He was born a twin (along with a sister) on April 8, 1938 in Kumasi. After basic school, he attended Mfantsipim (Kwabotwe) SHS from 1954 to 1957, the year of Ghana’s independence. A Life Map information available at www.thirteen.org and titled Kofi Annan – Centre of the Storm, Annan is reported to have said that at Kwabotwe he learnt that “that suffering anywhere concerns people everywhere.”That apt observation obviously shaped his entire life, and his work at the United Nations gave him the opportunity to try to do what he could about it, both as n individual and as a member of a team. The very next year he enrolled to study economics at KNUST (then called Kumasi College of Science and Technology). “He received a Ford Foundation grant, enabling him to complete his under-graduate studies in economics at Macalester College in St. Paul, Minnesota, United States, in 1961. Annan then completed a diplôme d’études approfondies (DEA) degree in International Relations at The Graduate Institute of International and Development Studies in Geneva, Switzerland, from 1961–1962. After some years of work experience, he studied at the MIT Sloan School of Managementhttps://en.wikipedia.org/wiki/Kofi_Annan – cite_note-15 (1971–1972) in the Sloan Fellows programme and earned a master’s degree in management,” says information condensed at Wikipedia.

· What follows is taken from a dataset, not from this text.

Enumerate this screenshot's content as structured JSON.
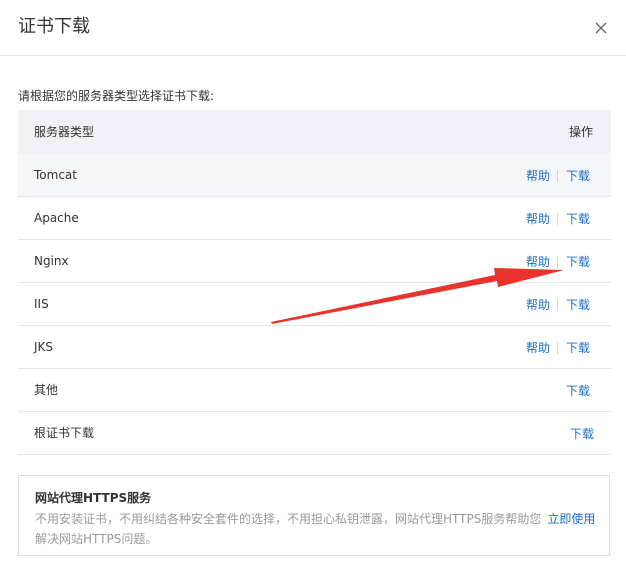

In 1965, Kofi Annan married a woman from Nigeria, Titi Alakija. They had two children, a daughter, Ama, and a son, Kojo. However, the couple separated in the late 1970s and divorced in 1983. The very next year, 1984, Annan married another woman, Nane Annan, a Swedish lawyer at the UN and a maternal half-niece of diplomat Raoul Wallenberg. She has a daughter, Nina, from a previous marriage.”

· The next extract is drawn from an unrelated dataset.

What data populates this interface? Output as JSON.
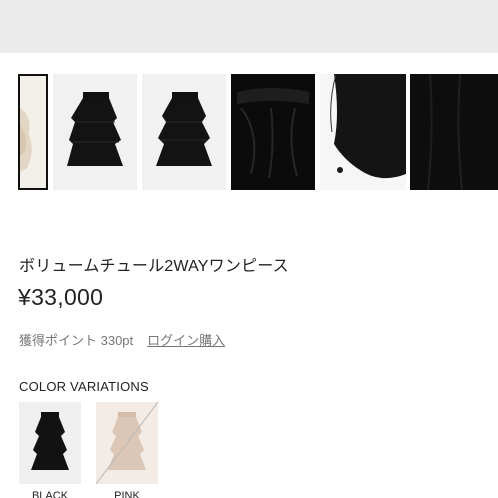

It is noteworthy that immediately after international and development studies in Geneva, Annan got a job as a budget officer at the World Health Organisation (a unit of the UN). Then there was a break in serving at the UN when he returned to Ghana to head the Ghana Tourist Development Company (1974-1976.) He returned to Geneva in 1980 as the head of personnel at the UN High Commission on Refugees (UNHCR.) He then worked in separate capacities at different agencies of the United Nations, and then on January 1, 1997 he was sworn in as the 7th Secretary-General of the United Nations Organisation. He was later approved for a second term which he began on June 29, 2001. He retired on September 19, 2006.
He then continued to serve the United Nations as a senior envoy in various capacities till he discarded his body and departed to asamando (land of ancestors) on August 18, 2018.
Personally, for Ti-Kelenkelen, one thing stands out about the human being Kofi Atta Annan and is a pointer to his general character. Some Africans are born, cut their teeth and grow up on this continent, yet they go to the US or somewhere in the EU for few months or years, and when they return they claim they can no longer speak like an African; they speak with an accent that only shows how fake they have become. That was not Kofi Annan. In spite of having worked with the UN and its agencies and lived in Switzerland and the United States for more than half of his 80-year lifetime among ateasefo (the living), Kofi Annan, at the time of his death, still spoke like a Ghanaian. That was or is the clearest indication that the man was neither fake not a hypocrite and he was not thrown about by just any wind of doctrine. He had an inner centre firmly stemmed in Onyame (God) and in the system of common core values shared by and which inure to the benefit of all humankind.
The global scene has always been in turmoil with fighting (civil and international wars) in different parts of many continents at the same time. Sometimes (most of the time) these wars create large-scale humanitarian crises in the form of migrations and its attendant challenges.
(To be cont’d next Monday)
“…It therefore behoves us to take a real hard look at his life, one, without the sentiments on either side…”
“That apt observation obviously shaped his entire life, and his work at the United Nations gave him the opportunity to try to do what he could about it, both as an individual and as a member of a team.”
“That was or is the clearest indication that the man was neither fake not a hypocrite and he was not thrown about by just any wind of doctrine.”